Coventry Capital, founded by Philadelphia-based philanthropists Alan and Constance Buerger, has alleged that EEA thwarted its efforts to buy the portfolio of life settlements following a ‘pattern of fraudulent, bad faith conduct’.
In a document submitted to the United States District Court Southern District of New York, Coventry said that it had reached a definitive agreement to acquire EEA’s portfolio for $204 million (£155 million). However, it claimed that EEA, its lead contract negotiator Vincent Piscaer and senior official Hiren Patel undermined the negotiations in an effort to continue collecting fees. According to the document,
EEA has charged investors over $228 million in valuation-based fees, charges and other expenses over the years.
EEA Life Settlements fund has had a run of problems. In 2011 it had to suspend redemptions following a wave of withdrawal requests after the then Financial Services Authority branded life settlement funds ‘toxic’ investments. When it was suspended, it held policies valued at $955 million. Since then it has been returning cash to investors. The latest amount to be distributed was approximately $54.5 million.

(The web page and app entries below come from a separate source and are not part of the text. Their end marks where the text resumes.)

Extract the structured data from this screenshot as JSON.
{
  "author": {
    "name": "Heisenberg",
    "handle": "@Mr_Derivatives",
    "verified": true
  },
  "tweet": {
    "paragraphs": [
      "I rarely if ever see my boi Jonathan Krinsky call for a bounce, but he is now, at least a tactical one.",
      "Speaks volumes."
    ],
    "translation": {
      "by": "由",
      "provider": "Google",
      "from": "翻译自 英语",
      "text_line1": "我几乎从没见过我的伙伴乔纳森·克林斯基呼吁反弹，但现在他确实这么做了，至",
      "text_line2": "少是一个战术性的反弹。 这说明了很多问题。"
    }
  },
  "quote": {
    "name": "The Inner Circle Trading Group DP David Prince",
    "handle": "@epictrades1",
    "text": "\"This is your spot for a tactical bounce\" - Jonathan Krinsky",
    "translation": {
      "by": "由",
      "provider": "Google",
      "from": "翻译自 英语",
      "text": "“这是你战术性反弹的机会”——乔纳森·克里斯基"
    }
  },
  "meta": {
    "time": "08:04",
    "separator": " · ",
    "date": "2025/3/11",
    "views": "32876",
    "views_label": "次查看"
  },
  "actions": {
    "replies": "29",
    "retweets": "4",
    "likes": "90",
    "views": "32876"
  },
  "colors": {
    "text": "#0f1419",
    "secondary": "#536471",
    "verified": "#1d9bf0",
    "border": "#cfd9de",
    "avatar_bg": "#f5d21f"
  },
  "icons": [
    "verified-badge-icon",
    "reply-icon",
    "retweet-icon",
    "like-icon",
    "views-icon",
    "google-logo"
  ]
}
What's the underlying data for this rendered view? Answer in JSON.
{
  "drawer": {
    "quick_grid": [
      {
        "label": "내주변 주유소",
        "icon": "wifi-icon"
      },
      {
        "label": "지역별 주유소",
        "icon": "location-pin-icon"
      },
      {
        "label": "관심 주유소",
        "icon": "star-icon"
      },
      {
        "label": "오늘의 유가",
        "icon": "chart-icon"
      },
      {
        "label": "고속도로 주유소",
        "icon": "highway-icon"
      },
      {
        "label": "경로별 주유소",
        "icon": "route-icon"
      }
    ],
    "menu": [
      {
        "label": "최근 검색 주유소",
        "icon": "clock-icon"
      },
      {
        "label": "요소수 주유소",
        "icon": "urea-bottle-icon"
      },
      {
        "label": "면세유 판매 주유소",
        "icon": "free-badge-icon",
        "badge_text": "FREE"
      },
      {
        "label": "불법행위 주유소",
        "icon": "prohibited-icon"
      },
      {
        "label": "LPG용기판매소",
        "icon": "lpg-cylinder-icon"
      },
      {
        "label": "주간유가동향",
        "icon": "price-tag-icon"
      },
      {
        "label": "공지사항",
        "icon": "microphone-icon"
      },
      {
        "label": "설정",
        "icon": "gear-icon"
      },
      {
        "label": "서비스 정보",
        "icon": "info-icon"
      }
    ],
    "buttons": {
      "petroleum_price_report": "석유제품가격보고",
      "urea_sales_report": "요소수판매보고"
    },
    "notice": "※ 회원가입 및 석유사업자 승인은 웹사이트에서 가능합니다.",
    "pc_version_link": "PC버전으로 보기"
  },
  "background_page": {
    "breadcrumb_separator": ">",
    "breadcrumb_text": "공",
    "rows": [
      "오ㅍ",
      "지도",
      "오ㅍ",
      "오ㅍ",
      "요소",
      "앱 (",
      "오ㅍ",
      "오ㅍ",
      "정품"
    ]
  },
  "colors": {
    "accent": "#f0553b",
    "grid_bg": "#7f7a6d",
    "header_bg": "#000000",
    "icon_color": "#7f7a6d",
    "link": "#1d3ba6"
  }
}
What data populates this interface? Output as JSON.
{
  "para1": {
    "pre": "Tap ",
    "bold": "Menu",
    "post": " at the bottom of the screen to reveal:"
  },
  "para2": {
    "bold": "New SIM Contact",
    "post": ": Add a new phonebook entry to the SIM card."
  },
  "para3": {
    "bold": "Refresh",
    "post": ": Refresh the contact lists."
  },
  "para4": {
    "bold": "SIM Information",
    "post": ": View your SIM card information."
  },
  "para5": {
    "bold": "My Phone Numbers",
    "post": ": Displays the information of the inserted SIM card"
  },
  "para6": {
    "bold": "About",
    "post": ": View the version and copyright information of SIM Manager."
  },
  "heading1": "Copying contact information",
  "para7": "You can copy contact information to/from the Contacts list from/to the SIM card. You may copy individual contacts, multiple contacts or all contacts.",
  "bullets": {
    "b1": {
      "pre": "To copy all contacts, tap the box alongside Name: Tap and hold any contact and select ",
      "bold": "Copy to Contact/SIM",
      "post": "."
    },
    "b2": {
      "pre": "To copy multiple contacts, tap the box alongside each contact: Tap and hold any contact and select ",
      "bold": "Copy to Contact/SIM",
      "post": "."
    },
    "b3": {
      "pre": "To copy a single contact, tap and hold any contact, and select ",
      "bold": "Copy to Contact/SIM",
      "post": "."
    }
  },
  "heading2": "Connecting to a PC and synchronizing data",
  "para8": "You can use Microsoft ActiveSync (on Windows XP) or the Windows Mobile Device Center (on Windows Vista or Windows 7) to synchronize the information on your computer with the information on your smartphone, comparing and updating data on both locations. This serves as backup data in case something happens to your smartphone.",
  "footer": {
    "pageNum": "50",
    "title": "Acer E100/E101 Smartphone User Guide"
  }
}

The portfolio has approximately 133 life insurance policies with net death benefits of around $459 million.
Coventry Capital also claimed that it learned certain policies within the EEA portfolio were priced using fraudulent medical records.
The company said EEA used the potential sale as a way to appease investors and the regulator, but claimed it had no intention of completing it.
Coventry is therefore suing all defendants for fraud and intentional misrepresentation, EEA for breach of contract, and Patel and Piscaer for aiding and abetting fraud.
EEA said in a statement: ‘Whilst it is not our practice to comment on active litigation matters, EEA Life Settlements and Messrs. Piscaer and Patel do want to make clear that they categorically reject the allegations in the complaint.
‘They are of the view that the complaint is simply a tool being used by Coventry Capital to attempt to negotiate through litigation, to secure a price which is believed to be too low.
‘They will respond as appropriate in due course and look forward to vindication of their actions.’
EEA Investors’ Group, which represents unit holders in the fund, has written to the Guernsey Financial Services Commission asking for it to suspend the licence of the fund manager and commission an independent enquiry into its operation since inception.
A few years ago Coventry itself was the subject of a lawsuit when American International Group sought $2 billion in damages after accusing the former of overcharging it for life insurance policies. The firm settled with AIG in February 2016.